WASHINGTON – The 2-year-old son of a soldier deployed to Iraq is in critical condition after developing a reaction to his father's smallpox vaccination, the U.S. Centers for Disease Control and Prevention said Saturday.
The child, being treated in a Chicago hospital, has a rare but very serious reaction to the vaccination site called Eczema vaccinatum, the CDC said. It is the first such case since vaccination against smallpox resumed in 2002, said CDC pox virus expert Dr. Inger Damon.
The toddler's father is a soldier vaccinated while on deployment to Iraq.
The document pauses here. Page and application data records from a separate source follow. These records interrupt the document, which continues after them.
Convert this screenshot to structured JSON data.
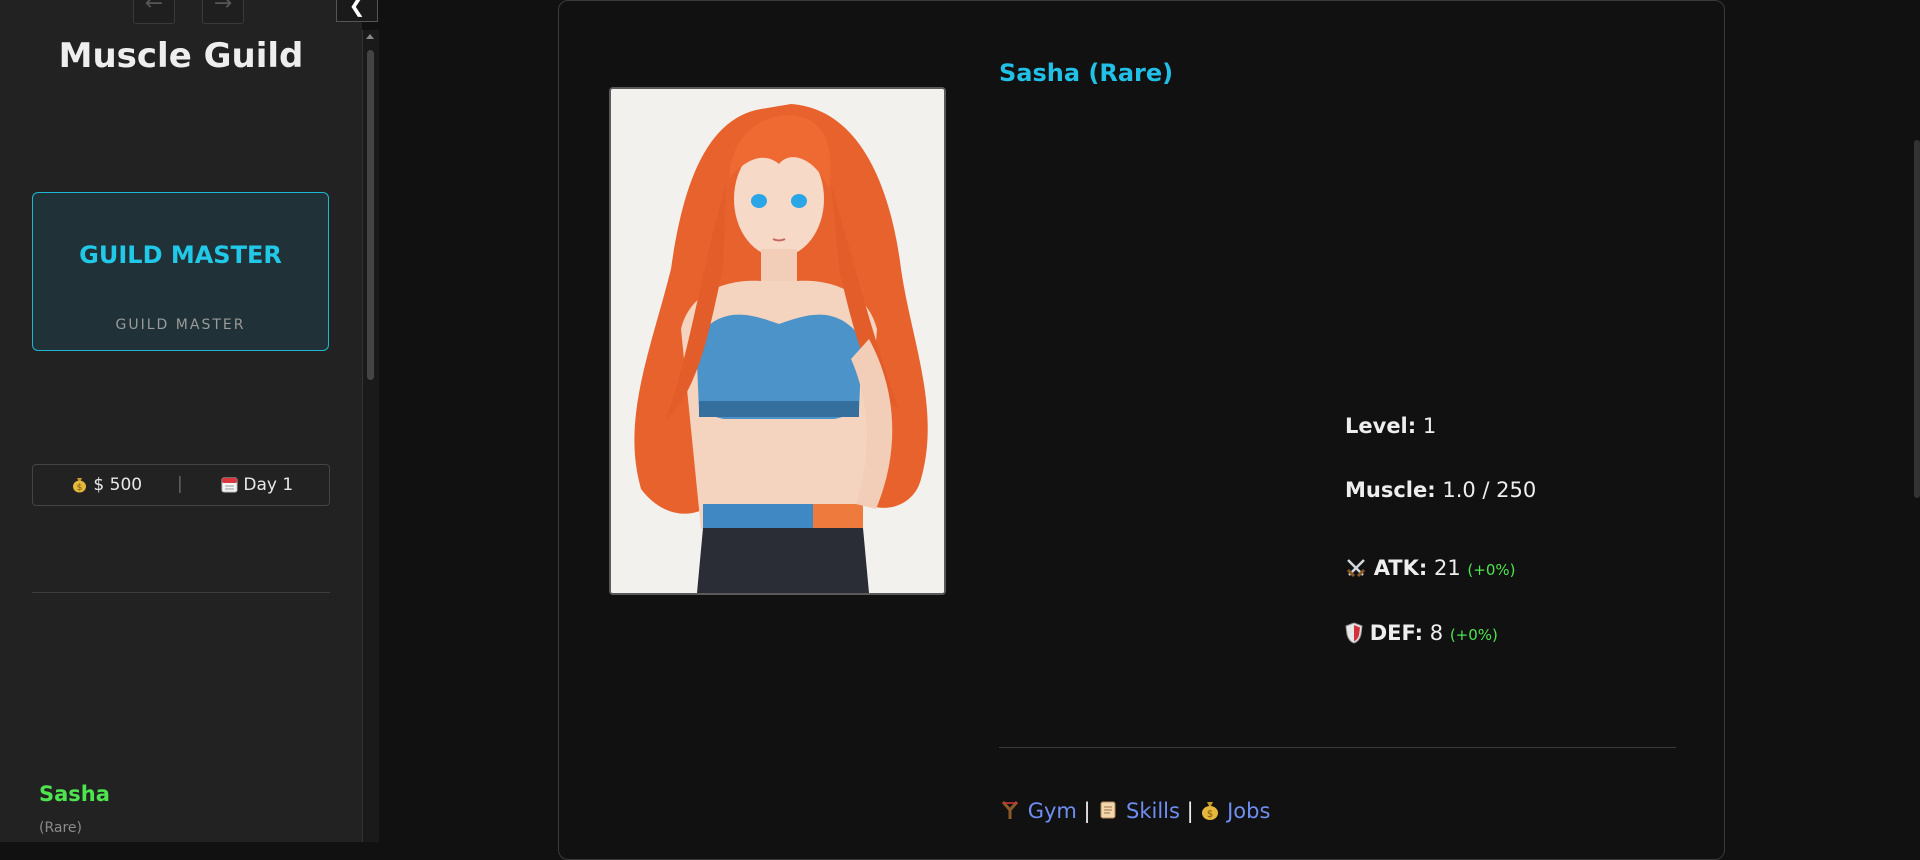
{
  "sidebar": {
    "nav_back_icon": "arrow-left",
    "nav_forward_icon": "arrow-right",
    "title": "Muscle Guild",
    "master_card": {
      "title": "GUILD MASTER",
      "subtitle": "GUILD MASTER"
    },
    "stats": {
      "money": "$ 500",
      "separator": "|",
      "day": "Day 1",
      "money_icon": "money-bag",
      "day_icon": "calendar"
    },
    "character": {
      "name": "Sasha",
      "rarity": "(Rare)"
    },
    "collapse_icon": "chevron-left"
  },
  "detail": {
    "name": "Sasha (Rare)",
    "level": {
      "label": "Level:",
      "value": "1"
    },
    "muscle": {
      "label": "Muscle:",
      "value": "1.0 / 250"
    },
    "atk": {
      "icon": "crossed-swords",
      "label": "ATK:",
      "value": "21",
      "pct": "(+0%)"
    },
    "def": {
      "icon": "shield",
      "label": "DEF:",
      "value": "8",
      "pct": "(+0%)"
    },
    "links": [
      {
        "icon": "slingshot",
        "label": "Gym"
      },
      {
        "icon": "scroll",
        "label": "Skills"
      },
      {
        "icon": "money-bag",
        "label": "Jobs"
      }
    ],
    "link_separator": "|"
  },
  "colors": {
    "accent": "#22c0e6",
    "green": "#4ee44e",
    "link": "#6f8ef2"
  }
}
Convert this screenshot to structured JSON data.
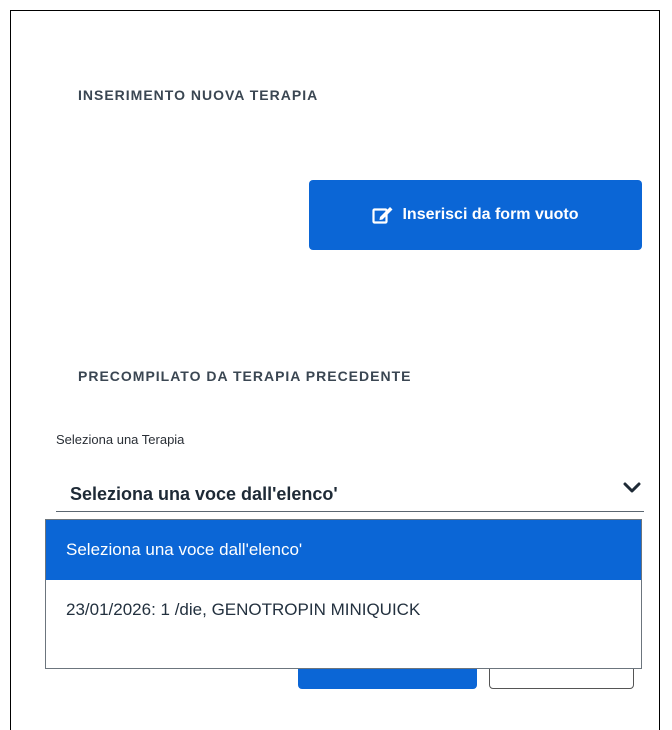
{
  "sections": {
    "new_therapy_title": "INSERIMENTO NUOVA TERAPIA",
    "previous_therapy_title": "PRECOMPILATO DA TERAPIA PRECEDENTE"
  },
  "actions": {
    "insert_empty_label": "Inserisci da form vuoto",
    "insert_empty_icon": "edit-icon"
  },
  "therapy_select": {
    "label": "Seleziona una Terapia",
    "selected_value": "Seleziona una voce dall'elenco'",
    "options": [
      "Seleziona una voce dall'elenco'",
      "23/01/2026: 1 /die, GENOTROPIN MINIQUICK"
    ]
  },
  "colors": {
    "primary": "#0b66d6",
    "text": "#1e2a36"
  }
}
The father was unexpectedly furloughed and evidently his wife and son touched the vaccine site and became infected, the CDC said.
"They can get a particularly noxious and sometimes fatal rash," Damon said in a telephone interview.
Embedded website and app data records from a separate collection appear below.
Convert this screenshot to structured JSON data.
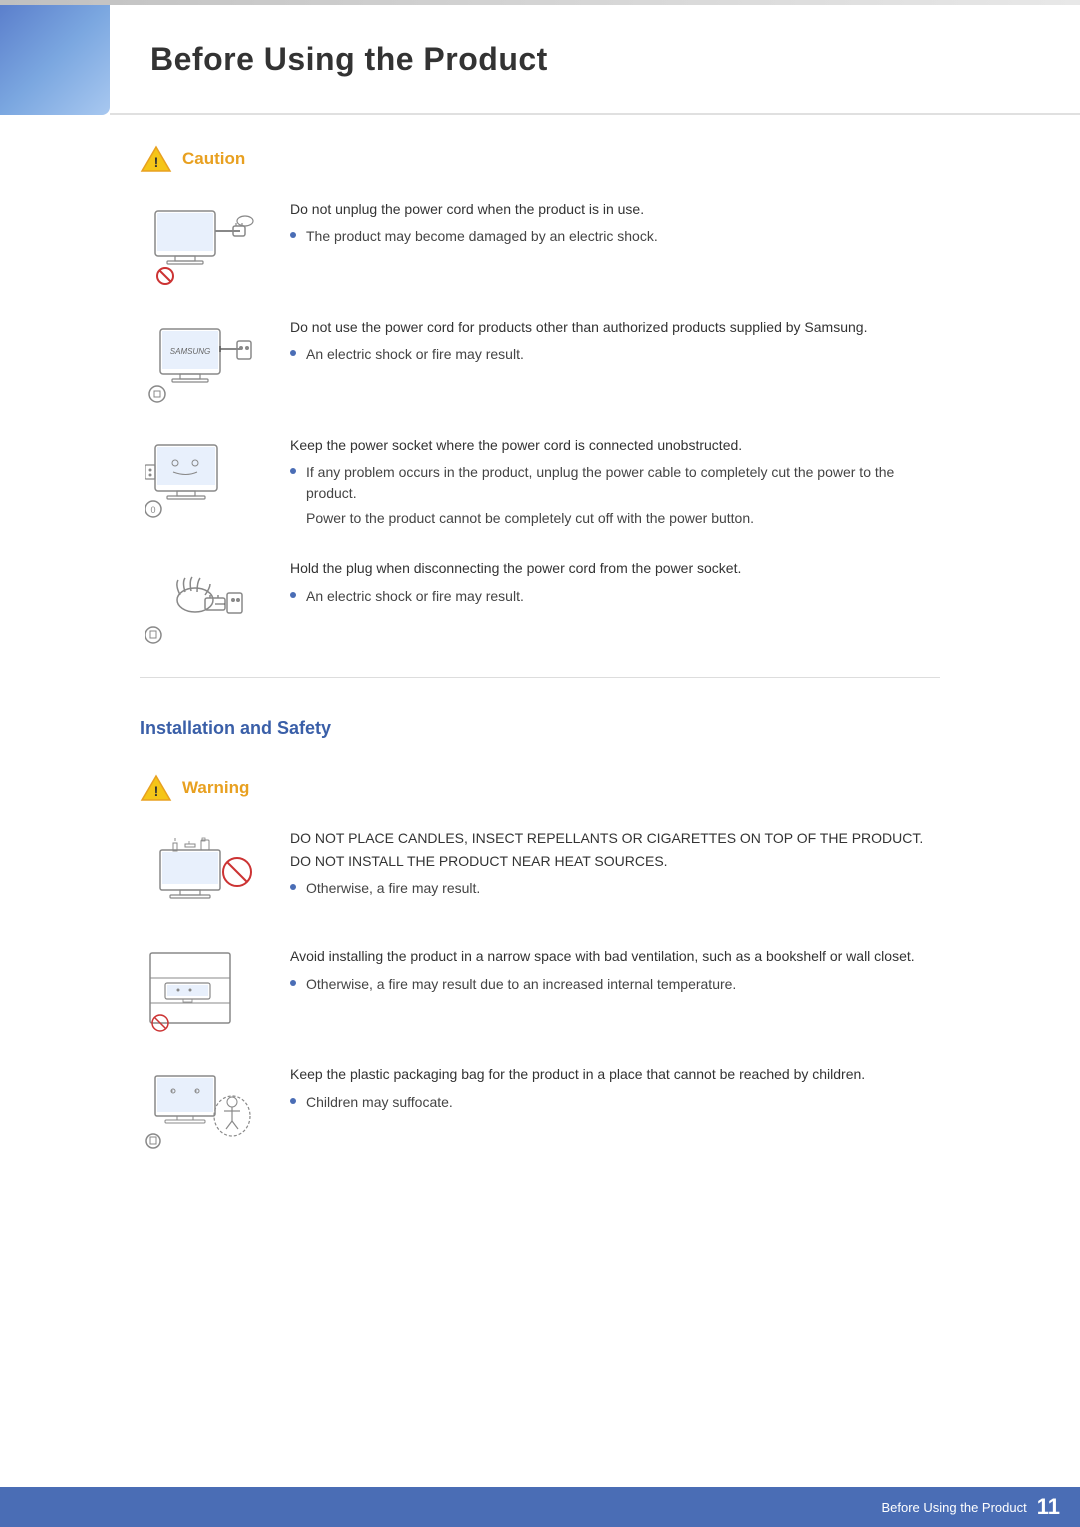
{
  "page": {
    "title": "Before Using the Product",
    "page_number": "11",
    "footer_label": "Before Using the Product"
  },
  "caution_section": {
    "heading": "Caution",
    "blocks": [
      {
        "id": "block1",
        "main_text": "Do not unplug the power cord when the product is in use.",
        "bullets": [
          "The product may become damaged by an electric shock."
        ],
        "sub_texts": []
      },
      {
        "id": "block2",
        "main_text": "Do not use the power cord for products other than authorized products supplied by Samsung.",
        "bullets": [
          "An electric shock or fire may result."
        ],
        "sub_texts": []
      },
      {
        "id": "block3",
        "main_text": "Keep the power socket where the power cord is connected unobstructed.",
        "bullets": [
          "If any problem occurs in the product, unplug the power cable to completely cut the power to the product."
        ],
        "sub_texts": [
          "Power to the product cannot be completely cut off with the power button."
        ]
      },
      {
        "id": "block4",
        "main_text": "Hold the plug when disconnecting the power cord from the power socket.",
        "bullets": [
          "An electric shock or fire may result."
        ],
        "sub_texts": []
      }
    ]
  },
  "install_section": {
    "heading": "Installation and Safety",
    "warning_heading": "Warning",
    "blocks": [
      {
        "id": "iblock1",
        "main_text": "DO NOT PLACE CANDLES, INSECT REPELLANTS OR CIGARETTES ON TOP OF THE PRODUCT. DO NOT INSTALL THE PRODUCT NEAR HEAT SOURCES.",
        "bullets": [
          "Otherwise, a fire may result."
        ],
        "sub_texts": []
      },
      {
        "id": "iblock2",
        "main_text": "Avoid installing the product in a narrow space with bad ventilation, such as a bookshelf or wall closet.",
        "bullets": [
          "Otherwise, a fire may result due to an increased internal temperature."
        ],
        "sub_texts": []
      },
      {
        "id": "iblock3",
        "main_text": "Keep the plastic packaging bag for the product in a place that cannot be reached by children.",
        "bullets": [
          "Children may suffocate."
        ],
        "sub_texts": []
      }
    ]
  }
}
...The smallpox vaccine is made using a closely related virus called vaccinia. It is scratched into the surface of the skin, where it causes a mild infection that makes people much less susceptible to smallpox.
But because it uses a live virus, the vaccine can cause severe and sometimes deadly side effects. Eczema vaccinatum is one of them, although this is the first case to be reported since smallpox vaccinations resumed in the United States in 2002.read more here.